[Records provided]

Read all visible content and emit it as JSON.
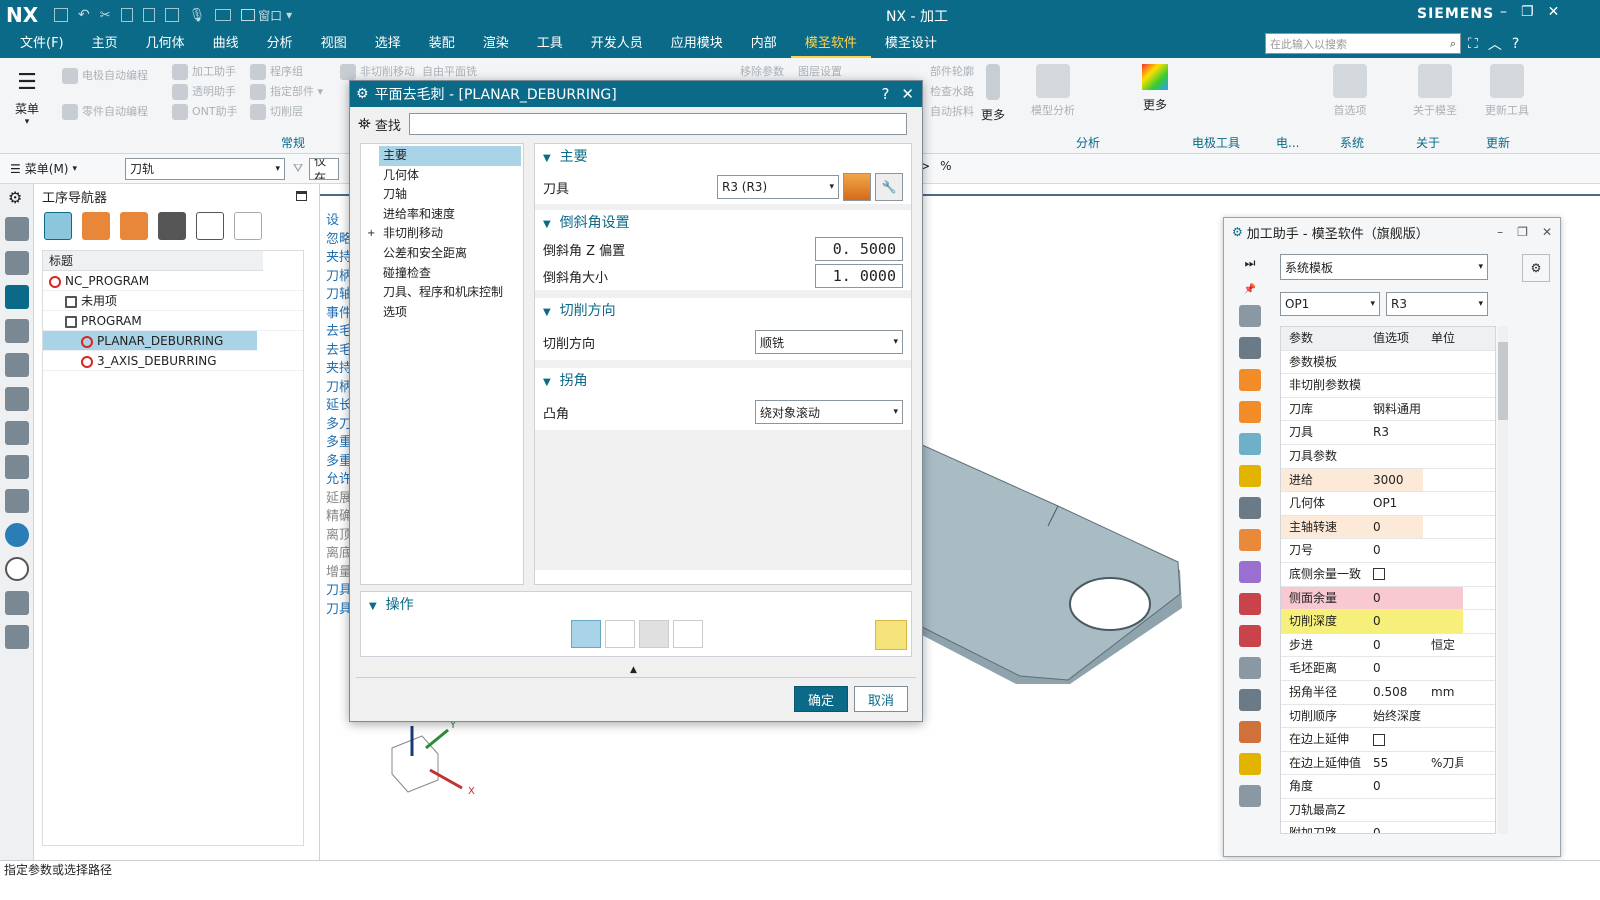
{
  "titlebar": {
    "logo": "NX",
    "title": "NX - 加工",
    "brand": "SIEMENS",
    "window_menu": "窗口"
  },
  "menubar": {
    "items": [
      "文件(F)",
      "主页",
      "几何体",
      "曲线",
      "分析",
      "视图",
      "选择",
      "装配",
      "渲染",
      "工具",
      "开发人员",
      "应用模块",
      "内部",
      "模圣软件",
      "模圣设计"
    ],
    "active": "模圣软件",
    "search_placeholder": "在此输入以搜索"
  },
  "ribbon": {
    "menu_label": "菜单",
    "col1": [
      "电极自动编程",
      "零件自动编程"
    ],
    "col2": [
      "加工助手",
      "透明助手",
      "ONT助手"
    ],
    "col3": [
      "程序组",
      "指定部件",
      "切削层"
    ],
    "col4": [
      "非切削移动",
      "自由平面铣"
    ],
    "group_common": "常规",
    "right_labels": [
      "移除参数",
      "图层设置",
      "部件轮廓",
      "检查水路",
      "自动拆料"
    ],
    "more": "更多",
    "analysis_items": [
      "模型分析",
      "更多"
    ],
    "groups": [
      "分析",
      "电极工具",
      "电...",
      "系统",
      "关于",
      "更新"
    ],
    "tools": [
      "首选项",
      "关于模圣",
      "更新工具"
    ]
  },
  "toolbar2": {
    "menu": "菜单(M)",
    "combo": "刀轨",
    "filter": "仅在"
  },
  "navigator": {
    "title": "工序导航器",
    "column": "标题",
    "rows": [
      {
        "label": "NC_PROGRAM",
        "indent": 0
      },
      {
        "label": "未用项",
        "indent": 1
      },
      {
        "label": "PROGRAM",
        "indent": 1
      },
      {
        "label": "PLANAR_DEBURRING",
        "indent": 2,
        "selected": true
      },
      {
        "label": "3_AXIS_DEBURRING",
        "indent": 2
      }
    ]
  },
  "behind_list": [
    "设",
    "忽略",
    "夹持",
    "刀柄",
    "刀轴",
    "事件",
    "去毛",
    "去毛",
    "夹持",
    "刀柄",
    "延长",
    "多刀",
    "多重",
    "多重",
    "允许",
    "延展",
    "精确",
    "离顶",
    "离底",
    "增量",
    "刀具",
    "刀具"
  ],
  "dialog": {
    "title": "平面去毛刺 - [PLANAR_DEBURRING]",
    "find_label": "查找",
    "tree": [
      "主要",
      "几何体",
      "刀轴",
      "进给率和速度",
      "非切削移动",
      "公差和安全距离",
      "碰撞检查",
      "刀具、程序和机床控制",
      "选项"
    ],
    "sec_main": "主要",
    "tool_label": "刀具",
    "tool_value": "R3 (R3)",
    "sec_chamfer": "倒斜角设置",
    "chamfer_z_label": "倒斜角 Z 偏置",
    "chamfer_z_value": "0. 5000",
    "chamfer_size_label": "倒斜角大小",
    "chamfer_size_value": "1. 0000",
    "sec_cutdir": "切削方向",
    "cutdir_label": "切削方向",
    "cutdir_value": "顺铣",
    "sec_corner": "拐角",
    "convex_label": "凸角",
    "convex_value": "绕对象滚动",
    "sec_ops": "操作",
    "ok": "确定",
    "cancel": "取消"
  },
  "assist": {
    "title": "加工助手 - 模圣软件（旗舰版）",
    "template": "系统模板",
    "op": "OP1",
    "tool": "R3",
    "headers": [
      "参数",
      "值选项",
      "单位"
    ],
    "rows": [
      {
        "p": "参数模板",
        "v": "",
        "u": "",
        "bg": ""
      },
      {
        "p": "非切削参数模",
        "v": "",
        "u": "",
        "bg": ""
      },
      {
        "p": "刀库",
        "v": "钢料通用",
        "u": "",
        "bg": ""
      },
      {
        "p": "刀具",
        "v": "R3",
        "u": "",
        "bg": ""
      },
      {
        "p": "刀具参数",
        "v": "",
        "u": "",
        "bg": ""
      },
      {
        "p": "进给",
        "v": "3000",
        "u": "",
        "bg": "#fde9d8"
      },
      {
        "p": "几何体",
        "v": "OP1",
        "u": "",
        "bg": ""
      },
      {
        "p": "主轴转速",
        "v": "0",
        "u": "",
        "bg": "#fde9d8"
      },
      {
        "p": "刀号",
        "v": "0",
        "u": "",
        "bg": ""
      },
      {
        "p": "底侧余量一致",
        "v": "",
        "u": "",
        "bg": "",
        "check": true
      },
      {
        "p": "侧面余量",
        "v": "0",
        "u": "",
        "bg": "#f9c9d2"
      },
      {
        "p": "切削深度",
        "v": "0",
        "u": "",
        "bg": "#f6f07a"
      },
      {
        "p": "步进",
        "v": "0",
        "u": "恒定",
        "bg": ""
      },
      {
        "p": "毛坯距离",
        "v": "0",
        "u": "",
        "bg": ""
      },
      {
        "p": "拐角半径",
        "v": "0.508",
        "u": "mm",
        "bg": ""
      },
      {
        "p": "切削顺序",
        "v": "始终深度",
        "u": "",
        "bg": ""
      },
      {
        "p": "在边上延伸",
        "v": "",
        "u": "",
        "bg": "",
        "check": true
      },
      {
        "p": "在边上延伸值",
        "v": "55",
        "u": "%刀具",
        "bg": ""
      },
      {
        "p": "角度",
        "v": "0",
        "u": "",
        "bg": ""
      },
      {
        "p": "刀轨最高Z",
        "v": "",
        "u": "",
        "bg": ""
      },
      {
        "p": "附加刀路",
        "v": "0",
        "u": "",
        "bg": ""
      }
    ]
  },
  "status": "指定参数或选择路径",
  "axes": {
    "x": "X",
    "y": "Y"
  },
  "colors": {
    "accent": "#0b6a88",
    "selected": "#a9d3e6",
    "highlight_yellow": "#f6f07a"
  }
}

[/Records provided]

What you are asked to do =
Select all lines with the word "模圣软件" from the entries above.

Your response =
      "模圣软件",
    "active": "模圣软件",
    "title": "加工助手 - 模圣软件（旗舰版）",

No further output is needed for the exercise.